Great explanation, thanks.


(Cynthia Richardson) #6

Oops. I see a typo in my previous comment. The third paragraph should say “… you still OWE the gallery a commission.” In other words, send them a check.

A related topic is a referral from a gallery. That is when the client likes what they see in the gallery but want to see more of your work and the gallery gives them your contact information. If they buy a different painting, the gallery is entitled to a referral fee for that sale - which is often 1/3 to 1/2 of what a full commission would have been if the gallery sold it.

This gets a little tricky because they might have found your contact info on the internet or picked up your business card somewhere else, so unless the gallery calls and says “I just gave your contact info to Sam Slade and he would like to stop by your studio to look at some more paintings,” you don’t know whether it’s actually a referral.

Whether it’s a referral or an after-the-show sale, the basic question is: “Did the gallery put forth some effort that resulted in the client making a purchase?” If so, it is fair to compensate them for the effort.

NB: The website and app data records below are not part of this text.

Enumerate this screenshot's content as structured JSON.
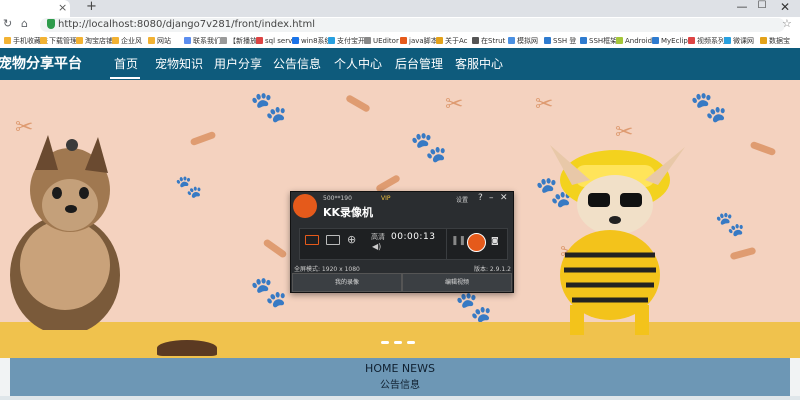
{
  "browser": {
    "tab_close": "×",
    "new_tab": "+",
    "url": "http://localhost:8080/django7v281/front/index.html",
    "bookmarks": [
      "手机收藏夹",
      "下载管理",
      "淘宝店铺",
      "企业风",
      "网站",
      "联系我们",
      "【新播放",
      "sql server",
      "win8系统",
      "支付宝开",
      "UEditor",
      "java脚本",
      "关于Ac",
      "在Strut",
      "模拟网",
      "SSH 登",
      "SSH框架",
      "Android",
      "MyEclip",
      "视频系列",
      "微课网",
      "数据宝"
    ]
  },
  "site": {
    "title": "宠物分享平台",
    "nav": [
      "首页",
      "宠物知识",
      "用户分享",
      "公告信息",
      "个人中心",
      "后台管理",
      "客服中心"
    ]
  },
  "recorder": {
    "resolution": "500**190",
    "vip": "VIP",
    "title": "KK录像机",
    "settings": "设置",
    "help": "?",
    "minimize": "–",
    "close": "✕",
    "quality": "高清",
    "timer": "00:00:13",
    "mode": "全屏模式: 1920 x 1080",
    "version": "版本: 2.9.1.2",
    "my_recordings": "我的录像",
    "edit_video": "编辑视频"
  },
  "news": {
    "title_en": "HOME NEWS",
    "title_zh": "公告信息"
  },
  "colors": {
    "nav_bg": "#0e5b7c",
    "hero_bg": "#f4d2bf",
    "accent": "#e55a1b",
    "news_bg": "#6d97b5"
  }
}
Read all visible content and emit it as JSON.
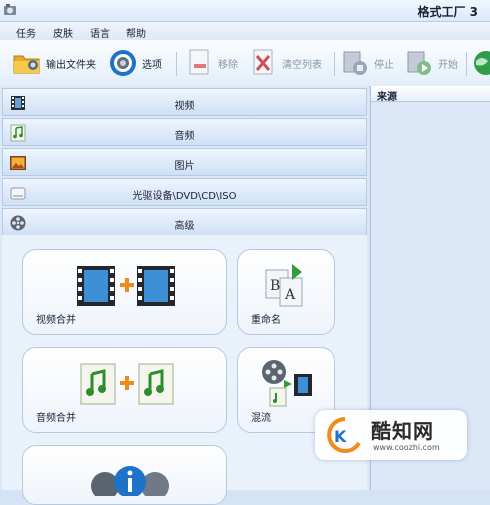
{
  "window": {
    "title": "格式工厂 3"
  },
  "menu": {
    "items": [
      "任务",
      "皮肤",
      "语言",
      "帮助"
    ]
  },
  "toolbar": {
    "output_folder": "输出文件夹",
    "options": "选项",
    "remove": "移除",
    "clear_list": "清空列表",
    "stop": "停止",
    "start": "开始"
  },
  "categories": [
    {
      "label": "视频",
      "icon": "film-icon"
    },
    {
      "label": "音频",
      "icon": "music-note-icon"
    },
    {
      "label": "图片",
      "icon": "image-icon"
    },
    {
      "label": "光驱设备\\DVD\\CD\\ISO",
      "icon": "disc-drive-icon"
    },
    {
      "label": "高级",
      "icon": "film-reel-icon"
    }
  ],
  "tiles": {
    "video_merge": "视频合并",
    "rename": "重命名",
    "audio_merge": "音频合并",
    "mux": "混流"
  },
  "file_list": {
    "column_source": "来源"
  },
  "watermark": {
    "name": "酷知网",
    "url": "www.coozhi.com"
  },
  "colors": {
    "accent": "#1e72c8",
    "panel": "#dbe8f8",
    "orange_plus": "#f08a1c"
  }
}
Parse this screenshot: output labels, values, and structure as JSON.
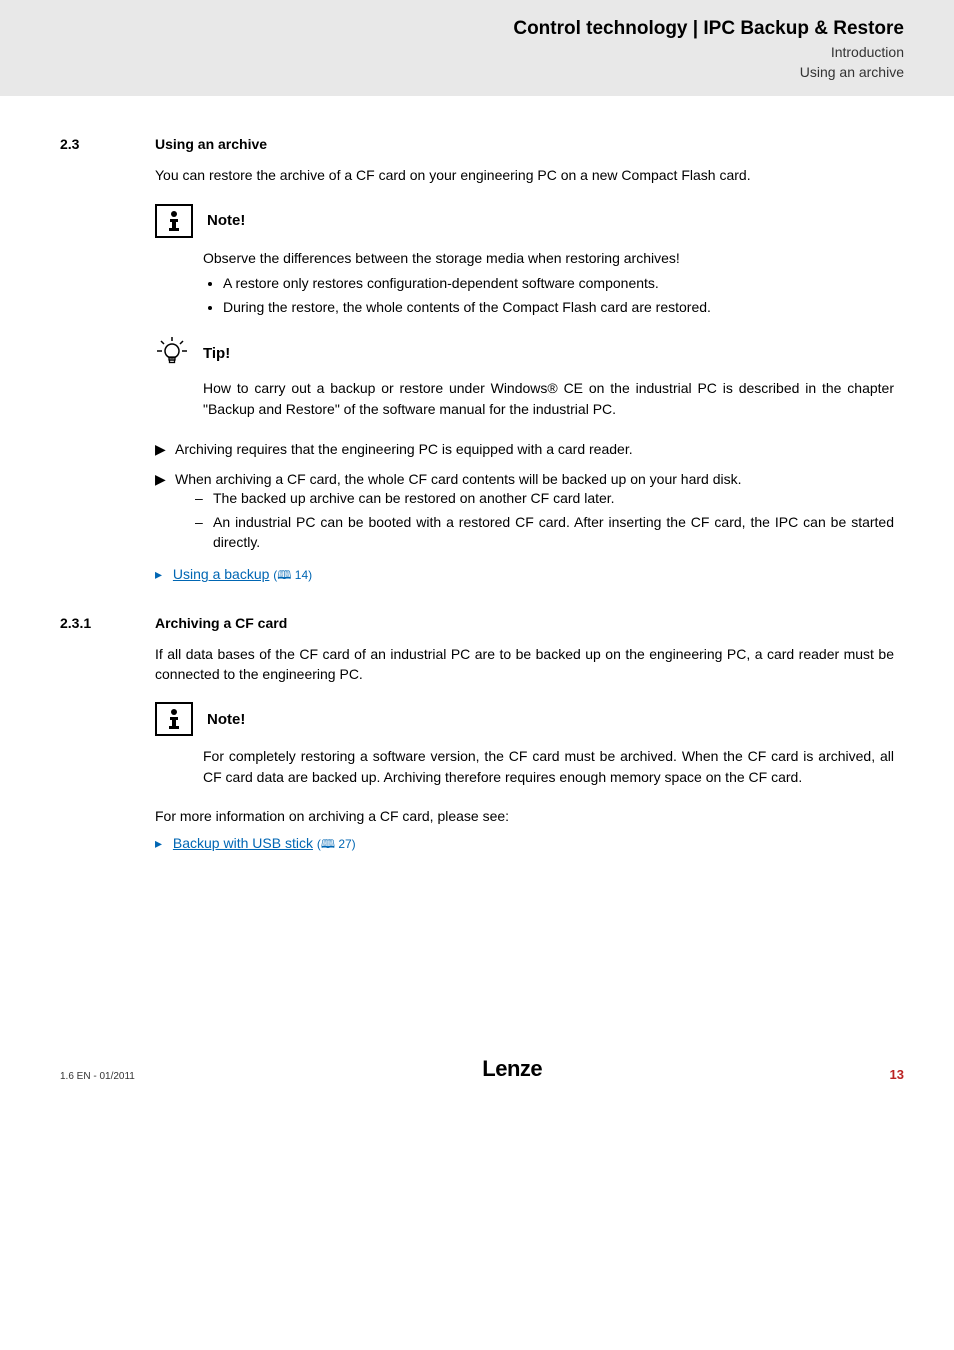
{
  "header": {
    "title": "Control technology | IPC Backup & Restore",
    "sub1": "Introduction",
    "sub2": "Using an archive"
  },
  "sec23": {
    "num": "2.3",
    "title": "Using an archive",
    "intro": "You can restore the archive of a CF card on your engineering PC on a new Compact Flash card."
  },
  "note1": {
    "label": "Note!",
    "lead": "Observe the differences between the storage media when restoring archives!",
    "b1": "A restore only restores configuration-dependent software components.",
    "b2": "During the restore, the whole contents of the Compact Flash card are restored."
  },
  "tip": {
    "label": "Tip!",
    "text": "How to carry out a backup or restore under Windows® CE on the industrial PC is described in the chapter \"Backup and Restore\" of the software manual for the industrial PC."
  },
  "tri": {
    "t1": "Archiving requires that the engineering PC is equipped with a card reader.",
    "t2": "When archiving a CF card, the whole CF card contents will be backed up on your hard disk.",
    "d1": "The backed up archive can be restored on another CF card later.",
    "d2": "An industrial PC can be booted with a restored CF card. After inserting the CF card, the IPC can be started directly."
  },
  "link1": {
    "text": "Using a backup",
    "ref": "(🕮 14)"
  },
  "sec231": {
    "num": "2.3.1",
    "title": "Archiving a CF card",
    "intro": "If all data bases of the CF card of an industrial PC are to be backed up on the engineering PC, a card reader must be connected to the engineering PC."
  },
  "note2": {
    "label": "Note!",
    "text": "For completely restoring a software version, the CF card must be archived. When the CF card is archived, all CF card data are backed up. Archiving therefore requires enough memory space on the CF card."
  },
  "more": {
    "lead": "For more information on archiving a CF card, please see:"
  },
  "link2": {
    "text": "Backup with USB stick",
    "ref": "(🕮 27)"
  },
  "footer": {
    "left": "1.6 EN - 01/2011",
    "center": "Lenze",
    "right": "13"
  }
}
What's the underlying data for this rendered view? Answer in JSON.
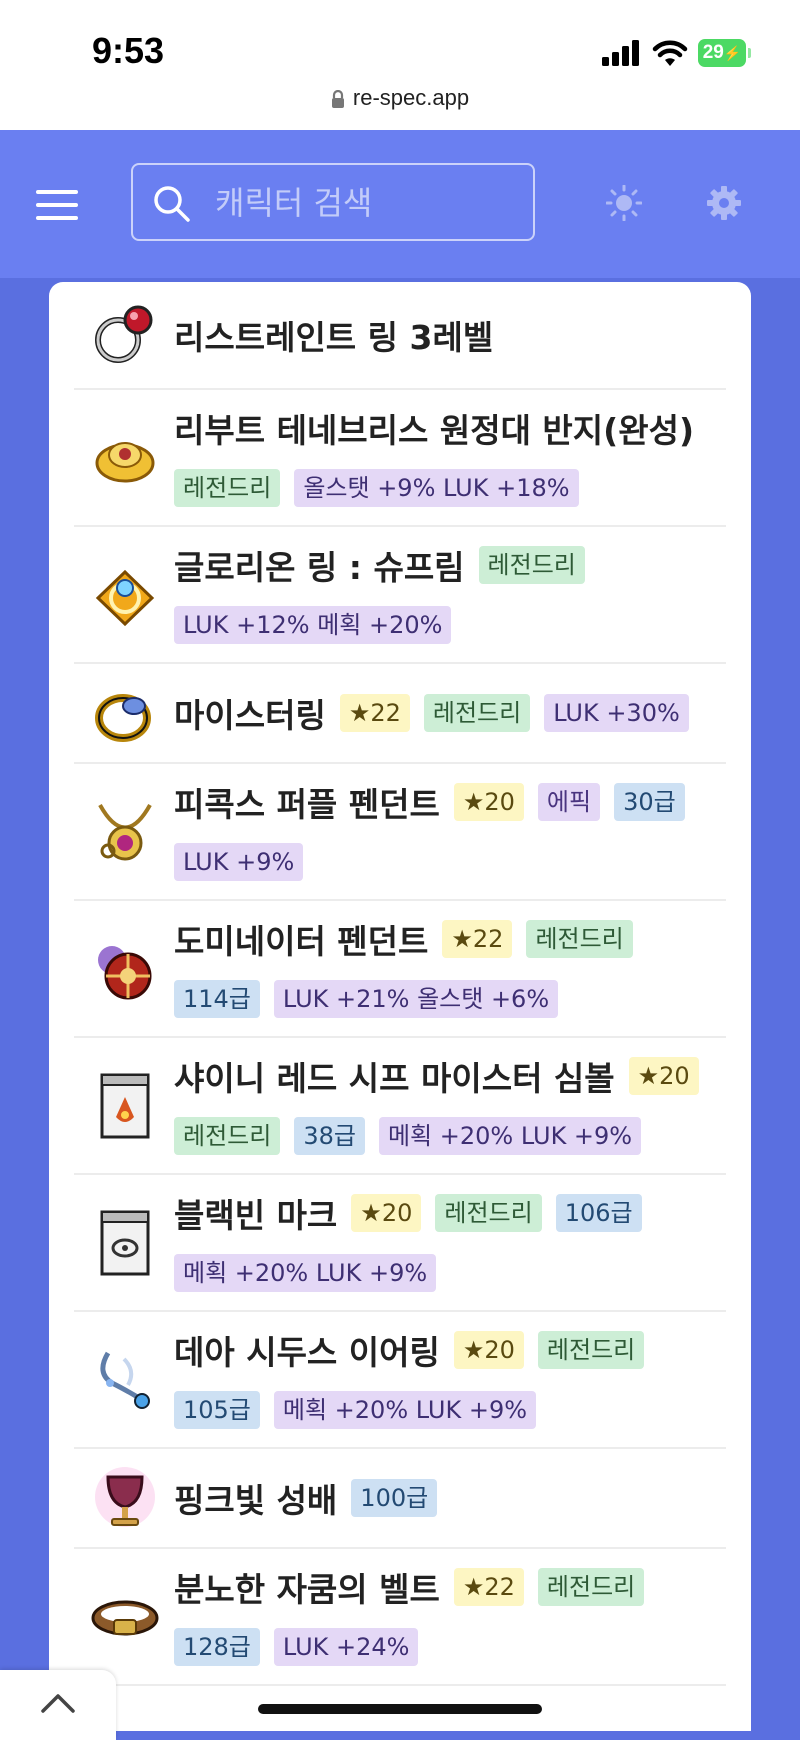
{
  "status_bar": {
    "time": "9:53",
    "battery": "29",
    "url": "re-spec.app"
  },
  "header": {
    "search_placeholder": "캐릭터 검색",
    "icons": [
      "hamburger-menu-icon",
      "search-icon",
      "sun-icon",
      "gear-icon"
    ]
  },
  "items": [
    {
      "name": "리스트레인트 링 3레벨",
      "icon": "restraint-ring-icon",
      "rows": [
        []
      ]
    },
    {
      "name": "리부트 테네브리스 원정대 반지(완성)",
      "icon": "tenebris-ring-icon",
      "rows": [
        [],
        [
          {
            "type": "leg",
            "text": "레전드리"
          },
          {
            "type": "stat",
            "text": "올스탯 +9% LUK +18%"
          }
        ]
      ]
    },
    {
      "name": "글로리온 링 : 슈프림",
      "icon": "glorion-ring-icon",
      "rows": [
        [
          {
            "type": "leg",
            "text": "레전드리"
          }
        ],
        [
          {
            "type": "stat",
            "text": "LUK +12% 메획 +20%"
          }
        ]
      ]
    },
    {
      "name": "마이스터링",
      "icon": "meister-ring-icon",
      "rows": [
        [
          {
            "type": "star",
            "text": "22"
          },
          {
            "type": "leg",
            "text": "레전드리"
          },
          {
            "type": "stat",
            "text": "LUK +30%"
          }
        ]
      ]
    },
    {
      "name": "피콕스 퍼플 펜던트",
      "icon": "peacock-pendant-icon",
      "rows": [
        [
          {
            "type": "star",
            "text": "20"
          },
          {
            "type": "epic",
            "text": "에픽"
          },
          {
            "type": "grade",
            "text": "30급"
          }
        ],
        [
          {
            "type": "stat",
            "text": "LUK +9%"
          }
        ]
      ]
    },
    {
      "name": "도미네이터 펜던트",
      "icon": "dominator-pendant-icon",
      "rows": [
        [
          {
            "type": "star",
            "text": "22"
          },
          {
            "type": "leg",
            "text": "레전드리"
          }
        ],
        [
          {
            "type": "grade",
            "text": "114급"
          },
          {
            "type": "stat",
            "text": "LUK +21% 올스탯 +6%"
          }
        ]
      ]
    },
    {
      "name": "샤이니 레드 시프 마이스터 심볼",
      "icon": "meister-symbol-icon",
      "rows": [
        [
          {
            "type": "star",
            "text": "20"
          }
        ],
        [
          {
            "type": "leg",
            "text": "레전드리"
          },
          {
            "type": "grade",
            "text": "38급"
          },
          {
            "type": "stat",
            "text": "메획 +20% LUK +9%"
          }
        ]
      ]
    },
    {
      "name": "블랙빈 마크",
      "icon": "blackbean-mark-icon",
      "rows": [
        [
          {
            "type": "star",
            "text": "20"
          },
          {
            "type": "leg",
            "text": "레전드리"
          },
          {
            "type": "grade",
            "text": "106급"
          }
        ],
        [
          {
            "type": "stat",
            "text": "메획 +20% LUK +9%"
          }
        ]
      ]
    },
    {
      "name": "데아 시두스 이어링",
      "icon": "dea-sidus-earring-icon",
      "rows": [
        [
          {
            "type": "star",
            "text": "20"
          },
          {
            "type": "leg",
            "text": "레전드리"
          }
        ],
        [
          {
            "type": "grade",
            "text": "105급"
          },
          {
            "type": "stat",
            "text": "메획 +20% LUK +9%"
          }
        ]
      ]
    },
    {
      "name": "핑크빛 성배",
      "icon": "pink-holy-cup-icon",
      "rows": [
        [
          {
            "type": "grade",
            "text": "100급"
          }
        ]
      ]
    },
    {
      "name": "분노한 자쿰의 벨트",
      "icon": "zakum-belt-icon",
      "rows": [
        [
          {
            "type": "star",
            "text": "22"
          },
          {
            "type": "leg",
            "text": "레전드리"
          }
        ],
        [
          {
            "type": "grade",
            "text": "128급"
          },
          {
            "type": "stat",
            "text": "LUK +24%"
          }
        ]
      ]
    }
  ]
}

Today many artists choose to bypass galleries altogether and just sell via the internet. There’s nothing wrong with that. The artist takes on the marketing and sales responsibilities that a gallery traditionally has done, so the artist gets the money that would traditionally have gone to the gallery commission.

But for those of us who also rely on gallery shows for part of our income, it is important to remember that they have costs like rent, staff salaries, advertising, etc. that must be paid from commissions. If we undercut them by selling our work cheaper behind their backs, they won’t be in business to promote and sell our work.

If you treat your galleries in a professional manner, they are likely to treat you fairly too.


(Sunny Avocado) #7

Very well said @Cynthia_Richardson!


(Catherine Kauffman) #8

I just had to address this with one of my galleries. The painting was hung in the gallery for a couple of months and I rotated it out for another since it didn’t sell. But a woman familiar with my work at the gallery saw that I had posted it as my Facebook banner and asked if it was for sale. She had not been in the gallery during the time the painting was on display. I had only brought it home last week… anyway, I decided to have her meet me at the gallery so she could look at the frame. Turns out she didn’t like the frame but still wanted the painting. So, we took it out of the frame and glass (it is a pastel painting), discounted by the cost of what I had put into the frame, the gallery got their commission on the discounted price and handled the transaction. I got the frame and glass and my pr ice for the painting and everyone left happy.

I could have worked around the gallery and had this lady meet me at my studio and kept that commission in my pocket, but she is a gallery regular, the gallery has been very good to me, and it is important to maintain that integrity as an honest and scrupulous business person with all involved.


(Theresa Taylor Bayer) #9

Depends on your contract with the gallery. Contracts can vary widely, so be sure & read it carefully before signing.


(Sunny Avocado) #10

Hey e’rybody! I do like to look at the art when I am reading a post from someone. And very often, even though I can and do look them up on DPW to see the art-it would be in your best interest to put your links in your profile.

It’s easy: Your Profile/Preferences on DPW Art Talk

@catek2652 , btw, I really like when you paint glass, and I like your color choices!


(Catherine Kauffman) #11

Ahhh, thanks Sunny! I really love doing the glass and produce paintings. I’m working on a new one now that I hope to have finished soon.